Thompson said further research is needed to explore the possible sources of PFAS in our water systems. 

"It is important to identify sources of PFAS so decision makers can make informed choices on how to limit their environmental release," he said.  

The EPA last week proposed the first federal limits on harmful forever chemicals in drinking water, a long-awaited protection the agency said will save thousands of lives and prevent serious illnesses. 

The plan would limit toxic PFAS chemicals to the lowest level that tests can detect. 

It would also set strict limits of 4 parts per trillion, the lowest level that can be reliably measured, for two common types of PFAS compounds called PFOA and PFOS. In addition, the EPA wants to regulate the combined amount of four other types of PFAS. Water providers will have to monitor for PFAS. 
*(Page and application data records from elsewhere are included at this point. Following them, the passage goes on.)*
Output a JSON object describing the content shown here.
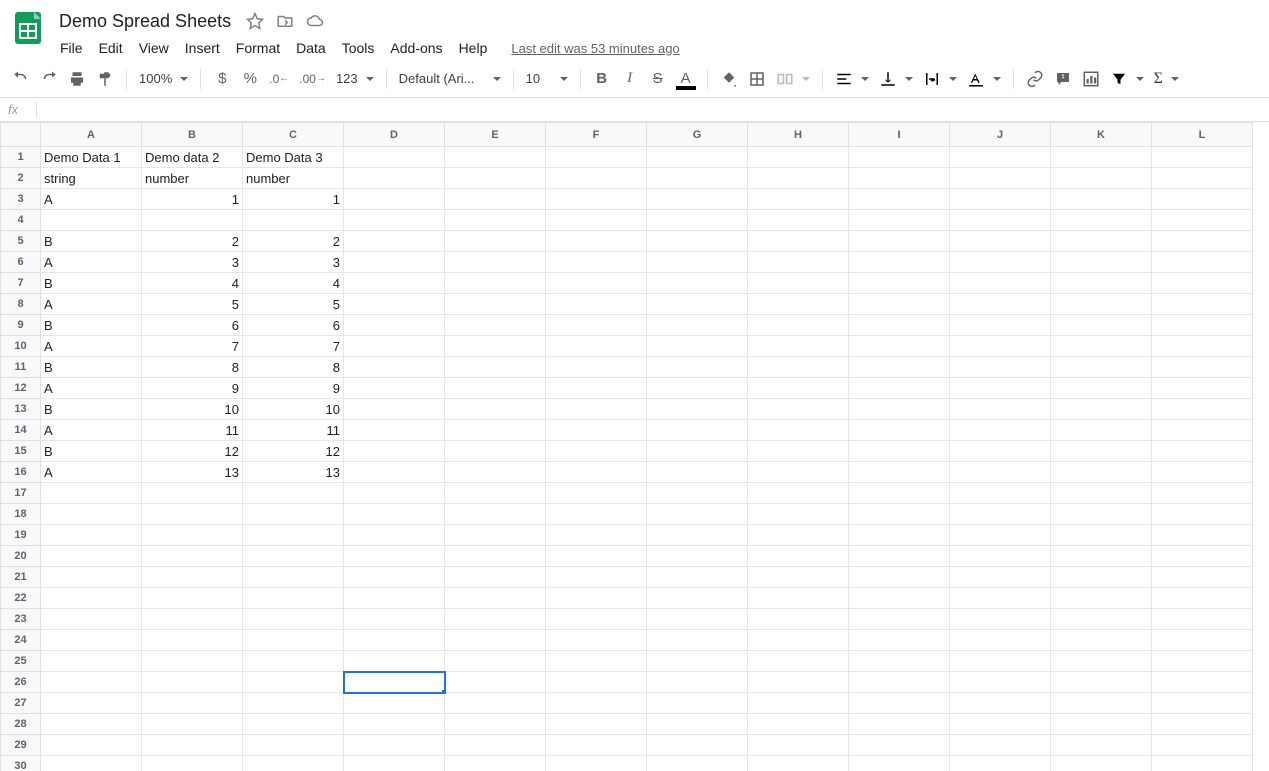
{
  "doc": {
    "title": "Demo Spread Sheets",
    "last_edit": "Last edit was 53 minutes ago"
  },
  "menus": [
    "File",
    "Edit",
    "View",
    "Insert",
    "Format",
    "Data",
    "Tools",
    "Add-ons",
    "Help"
  ],
  "toolbar": {
    "zoom": "100%",
    "more_formats": "123",
    "font": "Default (Ari...",
    "font_size": "10"
  },
  "formula_bar": {
    "fx": "fx",
    "value": ""
  },
  "columns": [
    "A",
    "B",
    "C",
    "D",
    "E",
    "F",
    "G",
    "H",
    "I",
    "J",
    "K",
    "L"
  ],
  "row_count": 30,
  "selected": {
    "row": 26,
    "col": 3
  },
  "cells": {
    "1": {
      "A": {
        "v": "Demo Data 1",
        "t": "txt"
      },
      "B": {
        "v": "Demo data 2",
        "t": "txt"
      },
      "C": {
        "v": "Demo Data 3",
        "t": "txt"
      }
    },
    "2": {
      "A": {
        "v": "string",
        "t": "txt"
      },
      "B": {
        "v": "number",
        "t": "txt"
      },
      "C": {
        "v": "number",
        "t": "txt"
      }
    },
    "3": {
      "A": {
        "v": "A",
        "t": "txt"
      },
      "B": {
        "v": "1",
        "t": "num"
      },
      "C": {
        "v": "1",
        "t": "num"
      }
    },
    "5": {
      "A": {
        "v": "B",
        "t": "txt"
      },
      "B": {
        "v": "2",
        "t": "num"
      },
      "C": {
        "v": "2",
        "t": "num"
      }
    },
    "6": {
      "A": {
        "v": "A",
        "t": "txt"
      },
      "B": {
        "v": "3",
        "t": "num"
      },
      "C": {
        "v": "3",
        "t": "num"
      }
    },
    "7": {
      "A": {
        "v": "B",
        "t": "txt"
      },
      "B": {
        "v": "4",
        "t": "num"
      },
      "C": {
        "v": "4",
        "t": "num"
      }
    },
    "8": {
      "A": {
        "v": "A",
        "t": "txt"
      },
      "B": {
        "v": "5",
        "t": "num"
      },
      "C": {
        "v": "5",
        "t": "num"
      }
    },
    "9": {
      "A": {
        "v": "B",
        "t": "txt"
      },
      "B": {
        "v": "6",
        "t": "num"
      },
      "C": {
        "v": "6",
        "t": "num"
      }
    },
    "10": {
      "A": {
        "v": "A",
        "t": "txt"
      },
      "B": {
        "v": "7",
        "t": "num"
      },
      "C": {
        "v": "7",
        "t": "num"
      }
    },
    "11": {
      "A": {
        "v": "B",
        "t": "txt"
      },
      "B": {
        "v": "8",
        "t": "num"
      },
      "C": {
        "v": "8",
        "t": "num"
      }
    },
    "12": {
      "A": {
        "v": "A",
        "t": "txt"
      },
      "B": {
        "v": "9",
        "t": "num"
      },
      "C": {
        "v": "9",
        "t": "num"
      }
    },
    "13": {
      "A": {
        "v": "B",
        "t": "txt"
      },
      "B": {
        "v": "10",
        "t": "num"
      },
      "C": {
        "v": "10",
        "t": "num"
      }
    },
    "14": {
      "A": {
        "v": "A",
        "t": "txt"
      },
      "B": {
        "v": "11",
        "t": "num"
      },
      "C": {
        "v": "11",
        "t": "num"
      }
    },
    "15": {
      "A": {
        "v": "B",
        "t": "txt"
      },
      "B": {
        "v": "12",
        "t": "num"
      },
      "C": {
        "v": "12",
        "t": "num"
      }
    },
    "16": {
      "A": {
        "v": "A",
        "t": "txt"
      },
      "B": {
        "v": "13",
        "t": "num"
      },
      "C": {
        "v": "13",
        "t": "num"
      }
    }
  }
}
The agency said its proposal will protect everyone, including vulnerable communities, and reduce illness on a massive scale. The EPA wants water providers to do testing, notify the public when PFAS are found and remove the compounds when levels are too high. 

The Associated Press contributed to this report. This story was reported from Los Angeles.